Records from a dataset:
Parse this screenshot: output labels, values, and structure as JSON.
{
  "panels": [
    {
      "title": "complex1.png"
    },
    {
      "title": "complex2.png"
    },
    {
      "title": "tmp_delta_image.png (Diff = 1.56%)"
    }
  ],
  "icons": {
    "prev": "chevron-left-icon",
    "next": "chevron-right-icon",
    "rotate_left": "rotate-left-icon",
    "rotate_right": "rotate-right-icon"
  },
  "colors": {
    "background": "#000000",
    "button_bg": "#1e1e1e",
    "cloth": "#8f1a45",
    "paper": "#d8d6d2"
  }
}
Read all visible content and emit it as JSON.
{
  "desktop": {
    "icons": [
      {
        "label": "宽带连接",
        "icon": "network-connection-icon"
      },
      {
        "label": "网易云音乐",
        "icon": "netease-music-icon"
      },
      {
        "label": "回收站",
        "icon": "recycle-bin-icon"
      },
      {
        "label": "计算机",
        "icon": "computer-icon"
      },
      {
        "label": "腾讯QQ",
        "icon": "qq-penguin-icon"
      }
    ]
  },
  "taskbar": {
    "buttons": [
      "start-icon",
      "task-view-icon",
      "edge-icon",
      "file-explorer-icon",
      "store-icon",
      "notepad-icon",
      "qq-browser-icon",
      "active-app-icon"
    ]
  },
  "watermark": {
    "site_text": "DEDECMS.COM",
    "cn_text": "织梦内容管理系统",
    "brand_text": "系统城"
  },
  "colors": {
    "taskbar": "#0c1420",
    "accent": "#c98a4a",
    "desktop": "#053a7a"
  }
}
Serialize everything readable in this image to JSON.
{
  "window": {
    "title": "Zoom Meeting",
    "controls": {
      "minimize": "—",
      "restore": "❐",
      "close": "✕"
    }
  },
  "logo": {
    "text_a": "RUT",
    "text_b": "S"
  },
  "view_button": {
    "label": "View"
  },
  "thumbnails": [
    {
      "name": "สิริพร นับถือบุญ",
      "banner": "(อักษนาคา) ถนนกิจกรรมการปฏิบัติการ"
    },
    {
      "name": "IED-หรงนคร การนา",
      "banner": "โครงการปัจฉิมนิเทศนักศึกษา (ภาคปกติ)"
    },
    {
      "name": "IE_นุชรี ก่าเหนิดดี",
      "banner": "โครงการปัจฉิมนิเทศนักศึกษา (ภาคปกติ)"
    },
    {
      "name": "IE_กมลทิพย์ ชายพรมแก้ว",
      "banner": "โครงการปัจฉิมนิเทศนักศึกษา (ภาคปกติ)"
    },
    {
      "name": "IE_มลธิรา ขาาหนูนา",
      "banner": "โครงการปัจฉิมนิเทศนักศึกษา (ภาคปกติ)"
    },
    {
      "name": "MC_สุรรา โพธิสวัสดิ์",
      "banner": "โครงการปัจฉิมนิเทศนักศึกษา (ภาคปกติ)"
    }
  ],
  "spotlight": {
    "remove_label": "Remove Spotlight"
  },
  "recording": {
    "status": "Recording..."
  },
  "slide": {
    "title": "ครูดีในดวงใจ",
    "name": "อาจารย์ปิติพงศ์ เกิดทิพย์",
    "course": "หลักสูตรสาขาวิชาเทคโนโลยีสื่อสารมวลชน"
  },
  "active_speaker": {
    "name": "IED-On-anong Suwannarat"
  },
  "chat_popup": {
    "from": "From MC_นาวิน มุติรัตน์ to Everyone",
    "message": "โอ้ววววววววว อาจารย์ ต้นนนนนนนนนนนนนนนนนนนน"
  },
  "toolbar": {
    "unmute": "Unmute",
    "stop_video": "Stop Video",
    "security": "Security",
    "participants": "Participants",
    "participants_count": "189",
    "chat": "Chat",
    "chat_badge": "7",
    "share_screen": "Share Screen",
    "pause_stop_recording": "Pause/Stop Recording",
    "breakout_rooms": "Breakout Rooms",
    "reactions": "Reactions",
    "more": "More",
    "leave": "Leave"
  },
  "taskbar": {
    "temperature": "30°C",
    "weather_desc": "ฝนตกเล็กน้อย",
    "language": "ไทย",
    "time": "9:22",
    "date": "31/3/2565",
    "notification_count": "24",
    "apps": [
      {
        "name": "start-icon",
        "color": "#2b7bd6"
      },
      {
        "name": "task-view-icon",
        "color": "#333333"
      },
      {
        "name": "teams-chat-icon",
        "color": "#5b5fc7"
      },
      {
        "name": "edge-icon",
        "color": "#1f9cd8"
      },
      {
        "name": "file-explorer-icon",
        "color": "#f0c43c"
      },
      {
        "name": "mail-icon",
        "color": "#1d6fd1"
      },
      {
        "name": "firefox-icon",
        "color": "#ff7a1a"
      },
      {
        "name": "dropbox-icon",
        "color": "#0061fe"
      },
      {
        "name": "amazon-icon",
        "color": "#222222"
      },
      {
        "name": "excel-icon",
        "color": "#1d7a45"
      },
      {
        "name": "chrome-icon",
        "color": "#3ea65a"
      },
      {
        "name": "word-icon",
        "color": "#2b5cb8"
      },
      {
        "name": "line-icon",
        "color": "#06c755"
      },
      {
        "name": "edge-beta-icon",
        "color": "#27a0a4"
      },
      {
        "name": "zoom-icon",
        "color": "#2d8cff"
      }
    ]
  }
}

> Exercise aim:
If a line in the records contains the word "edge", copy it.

> Exercise output:
      "edge-icon",
        "name": "edge-icon",
        "name": "edge-beta-icon",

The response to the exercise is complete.